In the realm of truths we, as humans, identify as self-evident, none might be more widely-accepted and, conversely, widely-despised as the necessity of a secure, full-time job, or at the least, a steady source of income.
In the lexicon of Richard Scarry professions, such as firefighter, secretary, businessman, teacher, etc., to more freshly-minted careers such as social media marketers and web designers, the common, albeit somewhat flawed, blueprint for a life of success relies on outworking your peers. Think how every NFL analyst strokes Peyton Manning and Russell Wilson; “He’s the first one in the building watching film and the guy who’s staying after practice to develop rapport with his receivers.” America loves hard-work, or at least the idea of it.
It makes sense, considering early Americans persevered harsh, primitive conditions, instilling a rigorous, Puritan work ethic to sustain them through blustering winters and humid summers. This hard-work is the same bedrock that generations of our forefathers built new lives in America upon as immigrants, and grew the nation from a revolutionary upstart, to industrial powerhouse, to the center of the political and financial world. The “American Dream” is the notion the United States provides all the opportunities for success one could dream of should they work hard enough and dutifully.
You could do a who’s-who of business leaders, scientists, engineers, chefs, etc., and see a long line of tireless workers who have risen to the apex of their professions due to their passion and commitment to their craft. But for those success stories, we routinely hear 100% avoidable work and stress related tragedies, such as the 21-year-old investment banker who died after working three days straight, or the 32-year-old lawyer who passed away after working 80-100 hour weeks.
This isn’t some racially-steeped John Henry fable; these are real young men and women working themselves past the point of exhaustion. They aren’t trying to prove the power of human intellect vs. computational prowess of a machine, rather the very work culture they opt into demands they push themselves beyond human limitations so the firm can be slightly more profitable. No investment analysis is worth the life of any one, lest a 21-year old. Yet, these stories don’t flood our RSS feeds and dominate business news headlines. No, instead these main-stream sources are full of articles on time-management tips, stress-coping techniques and so on. Why placate an antiquated notion of long work days equalling hard work, when you could rethink your personal stance on what YOU need to do to be most productive.
Not all of us have creative jobs, and that’s good, because we need analytical folks to keep the world running smoothly. But that’s erroneous when it comes to the way your brain continues to engage on a subconscious level. For me, I find most ideas strike me while commuting to and from work, usually from inspiration from something I’m reading or listening to. Usually while mindlessly sitting in traffic. So I keep my Notes app open and write down partial ideas, individual lines of prose; anything that comes spontaneously is put to (digital) print before it can evaporate into the abyss of eternity.
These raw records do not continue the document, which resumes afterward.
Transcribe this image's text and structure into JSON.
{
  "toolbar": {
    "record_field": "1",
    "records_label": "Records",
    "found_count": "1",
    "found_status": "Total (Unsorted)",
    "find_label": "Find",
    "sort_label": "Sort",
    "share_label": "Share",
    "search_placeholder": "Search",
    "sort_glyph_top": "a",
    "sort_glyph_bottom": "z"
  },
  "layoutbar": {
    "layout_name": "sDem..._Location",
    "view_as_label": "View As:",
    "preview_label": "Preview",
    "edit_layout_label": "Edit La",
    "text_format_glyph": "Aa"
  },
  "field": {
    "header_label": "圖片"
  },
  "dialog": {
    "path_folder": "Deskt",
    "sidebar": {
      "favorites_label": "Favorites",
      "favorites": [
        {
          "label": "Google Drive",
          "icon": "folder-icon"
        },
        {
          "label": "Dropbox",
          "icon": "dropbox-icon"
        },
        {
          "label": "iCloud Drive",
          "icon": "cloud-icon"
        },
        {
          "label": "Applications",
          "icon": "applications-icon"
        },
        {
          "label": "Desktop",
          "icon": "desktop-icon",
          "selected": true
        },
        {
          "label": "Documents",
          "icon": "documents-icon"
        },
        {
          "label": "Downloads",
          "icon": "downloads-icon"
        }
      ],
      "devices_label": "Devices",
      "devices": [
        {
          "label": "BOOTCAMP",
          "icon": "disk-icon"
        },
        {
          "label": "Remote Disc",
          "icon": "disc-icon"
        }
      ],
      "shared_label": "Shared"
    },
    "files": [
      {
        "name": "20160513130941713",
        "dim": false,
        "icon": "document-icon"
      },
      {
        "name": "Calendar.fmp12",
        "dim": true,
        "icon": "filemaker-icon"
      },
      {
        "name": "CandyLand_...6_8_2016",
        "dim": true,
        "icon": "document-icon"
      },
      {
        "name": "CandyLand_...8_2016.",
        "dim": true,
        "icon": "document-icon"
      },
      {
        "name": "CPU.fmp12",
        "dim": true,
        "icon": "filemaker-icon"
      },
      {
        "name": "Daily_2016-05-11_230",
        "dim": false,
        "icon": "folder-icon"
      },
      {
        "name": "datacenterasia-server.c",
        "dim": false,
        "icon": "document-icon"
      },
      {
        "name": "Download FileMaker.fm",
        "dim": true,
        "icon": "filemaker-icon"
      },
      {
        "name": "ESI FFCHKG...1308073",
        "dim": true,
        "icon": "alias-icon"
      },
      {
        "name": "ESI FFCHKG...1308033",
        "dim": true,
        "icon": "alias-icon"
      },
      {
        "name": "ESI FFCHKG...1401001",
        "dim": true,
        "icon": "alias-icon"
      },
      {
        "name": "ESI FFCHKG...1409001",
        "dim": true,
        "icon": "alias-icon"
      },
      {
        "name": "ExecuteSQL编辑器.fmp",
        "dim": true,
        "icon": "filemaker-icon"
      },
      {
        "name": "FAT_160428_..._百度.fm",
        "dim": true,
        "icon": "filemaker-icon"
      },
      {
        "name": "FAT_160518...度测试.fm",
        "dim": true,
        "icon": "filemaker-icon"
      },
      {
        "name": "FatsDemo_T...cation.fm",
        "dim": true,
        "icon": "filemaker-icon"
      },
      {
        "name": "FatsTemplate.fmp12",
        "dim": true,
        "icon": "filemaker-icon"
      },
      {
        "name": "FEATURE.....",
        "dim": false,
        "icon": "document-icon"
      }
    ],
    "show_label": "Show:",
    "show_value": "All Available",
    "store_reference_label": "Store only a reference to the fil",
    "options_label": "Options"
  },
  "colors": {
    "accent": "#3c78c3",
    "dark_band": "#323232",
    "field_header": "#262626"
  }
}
The shower is another place where hosses often do their best thinking. This may seem counter-intuitive, as showering is such an engrained process it requires no active brain-processing, but this freedom allows your mind to wander and consider topics it may not otherwise when you are focusing on a specific goal.
It may take concerted effort, but not forcing your brain to focus on one goal or task actually frees up your mind to create solutions and connections you never could have in a vacuum of focus.
Disconnecting from the seemingly inextricable tentacles of an implied duty to work long hours is not some pie-in-sky, hair-brained dream. No, in fact, our cigarette-loving, casual-working friends in France had email after work banned by the government.
So the question that remains to be seen: can our country of people born and raised on the belief that over-work (or entitled privilege) is the sole path toward financial, and, ultimately, personal happiness, reprogram ourselves to acknowledge personal-time, relaxation and a healthy life-work balance (and not the other way around) as equally important to leading successful, fruitful lives? I for one hope so.
Next time you’re feeling stressed at work and feel like you’re on the brink of being over-whelmed, just think to yourself: “Do less.” So to quote the venerable Paul Rudd, “The less you do, the more you do.” It’s an overly-simplistic existential thought, but it’s important to keep in mind when you’re stressed and working on too much at once.
Work is essential. Whether you’re in the corner office, counting down days until you retire from your middle-management hell-hole, or a young person trying hard to ascend the corporate ladder for that, oh so covetous money (I want it too, no judgment), just remember the Golden Rule of being a hoss: Treat yo self the way you want others to treat you. And when it comes to work, do less.